For Humans Only.

All those astute internet dwellers out there who spend more time clicking ‘Stumble’ than engaging in human interaction may have came across a rather interesting viral video that would lead you to believe that aliens are living among us.

Well not really, but that’s exactly what the marketing team behind the Peter Jackson produced District 9 (or D-9 as it is often referred) want you to believe.

Based on his own short film ‘Alive in Joburg’ director Neill Blomkamp brings his story of alien discrimination to the big screen. The plot? Aliens crashed landed on earth some 20 years ago in Johannesburg and have since been living as second-class citizens in South Africa’s slums. Friction with the locals results in the aliens being moved into camps and things coming to a head.

As of yet, Blomkamp is keeping his cards pretty close to his chest but the South African born director gives us an insight of what we should expect “I was a science-fiction nut when I was growing up in Johannesburg. I just wanted to see that kind of imagery in a third world setting with the complex political history of South Africa”.

Backed by Middle-Earth’s own Peter Jackson, 30-year-old Blomkamp was originally planning to tackle the big screen adaptation of Halo but as that fell through the duo decided to focus on D-9 instead.

And by the sounds of it the ‘less is more’ marketing technique has got Jackson excited “It's fun watching people trying to compare this to other films. Is it like 28 Days Later? No, it's not. Is it like Cloverfield? No.”

Whatever the case District 9 looks to be more than your average science fiction film. Bringing in the subject of social class to a pseudo-documentary alien film sounds like an interesting concept. Expect to hear more from this film in the coming months.

Check out the most recent trailer below. There are actually two versions of this and although shot for shot they are the same, their messages are very different. Head over to for more info.

District 9 is released on 4th September 2009.

Trailer 1

Trailer 2

Star Trek: For a new Generation.

More partial to Vader than Vulcans? Prefer being a trendy to being a Trekkie? Well all that doesn’t matter any more, Star Trek has been re-born.

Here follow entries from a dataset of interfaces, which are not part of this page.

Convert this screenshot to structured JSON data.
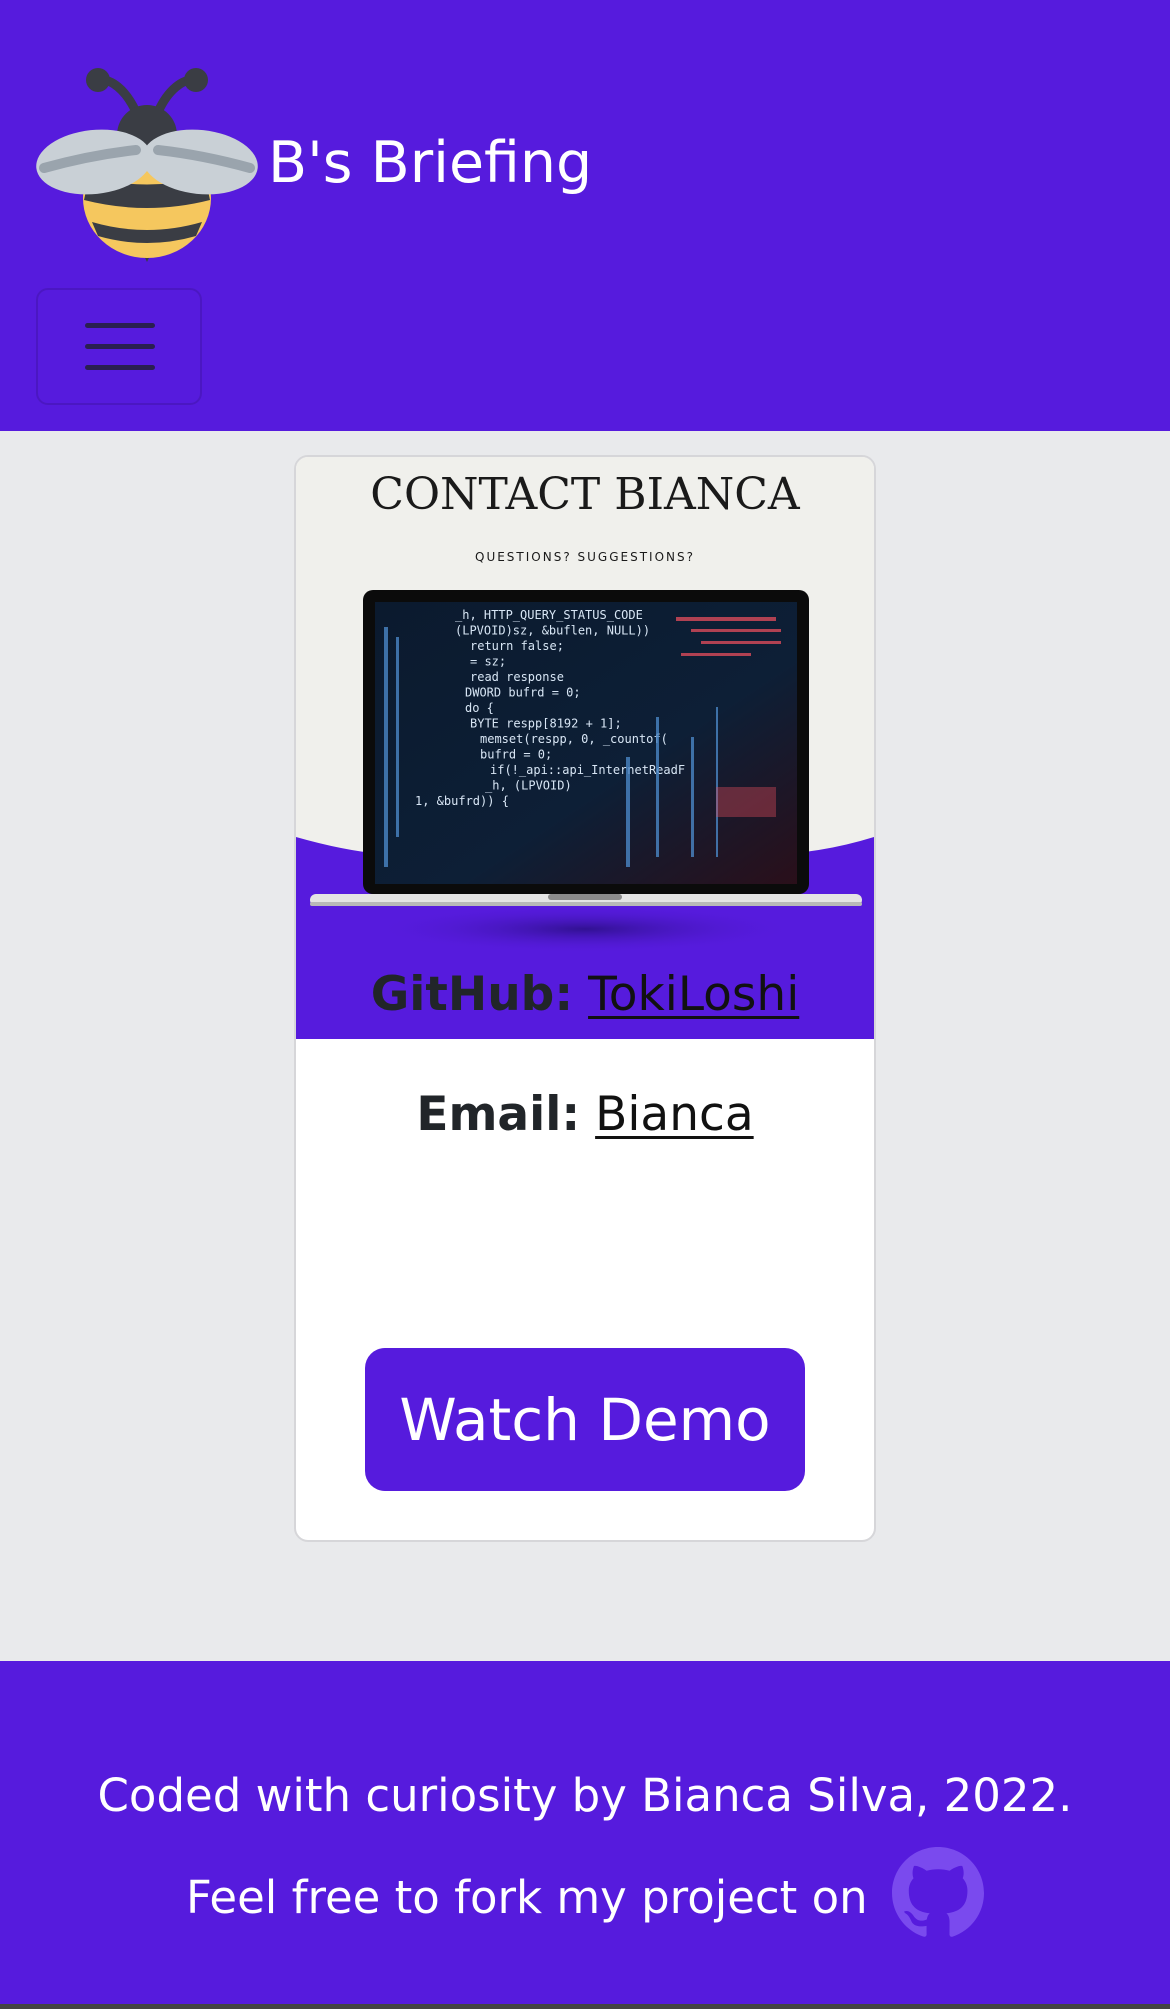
{
  "navbar": {
    "brand_name": "B's Briefing",
    "logo_icon": "bee-icon",
    "toggler_icon": "hamburger-menu-icon",
    "background": "#561bdd"
  },
  "card": {
    "image": {
      "title": "CONTACT BIANCA",
      "subtitle": "QUESTIONS? SUGGESTIONS?",
      "code_lines": [
        "_h, HTTP_QUERY_STATUS_CODE",
        "(LPVOID)sz, &buflen, NULL))",
        "return false;",
        "= sz;",
        "read response",
        "DWORD bufrd = 0;",
        "do {",
        "BYTE respp[8192 + 1];",
        "memset(respp, 0, _countof(",
        "bufrd = 0;",
        "if(!_api::api_InternetReadF",
        "_h, (LPVOID)",
        "1, &bufrd)) {"
      ]
    },
    "github": {
      "label": "GitHub:",
      "link_text": "TokiLoshi"
    },
    "email": {
      "label": "Email:",
      "link_text": "Bianca"
    },
    "demo_button": "Watch Demo"
  },
  "footer": {
    "text": "Coded with curiosity by Bianca Silva, 2022. Feel free to fork my project on",
    "icon": "github-icon"
  },
  "colors": {
    "accent": "#561bdd",
    "page_background": "#e9eaec",
    "text": "#212529"
  }
}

From the opening time-splicing frames, screenwriters Roberto Orci and Alex Kurtzman cleverly breathe new life into a series that lets face it had been considered lifeless. Transporting the familiar characters into an alternate universe full of potential, make no mistake, boldly going where no man has gone before is cool again.

An origin story of sorts; director JJ Abrams shows us how the crew of the Enterprise are thrown together, forcing them to fight through their first real mission. Hell hath no fury like a Romulan scorned, and Nero (Eric Bana) is that Romulan.

Feeling betrayed by Spock; blaming him for the destruction of his home planet, he and his surviving crew of tattoo faced foes search time and space for revenge.

Meanwhile the crew are meeting and greeting . . .sort of.

Luckily for us all members of the cast have time to shine. Be it Sulu’s (John Cho) samurai sword fight atop a huge planetary drill, Checkov’s (Anton Yelchin) clumsy accent translations or Scotty’s (Simon Pegg, proving that not all movie Scottish accents are bad) comic relief, the new crew of the Enterprise is one to marvel at.

As with all ensemble casts there are always stand out performances, Kirk (Chris Pine) is heroic when he needs to be heroic and cocky when he needs to be cocky without over playing either and becoming a caricature of a character.

Although Kirk carries us through the movie, this is Spock’s story; played with perfect restraint, Spock (Zachary Quinto) perfectly displays a fragmented mind; a constant internal battle between logic and emotion, human and Vulcan.

And finally Dr Leonard ‘Bones’ McCoy (Karl Urban) is instantly likable and very funny as the ships medical officer and voice of reason to the irrational Kirk.

There’s no denying Abrams had a job on his hands when he decided to make this picture. He had to please fans, attract non fans, and basically make a film friendly to all those who see Trek as strictly geek territory, needless to say he succeeded.

Funny, smart, action packed and above all cool, Star Trek ticks all the boxes, maybe there is no limit to the mans talent. Expect an even better sequel.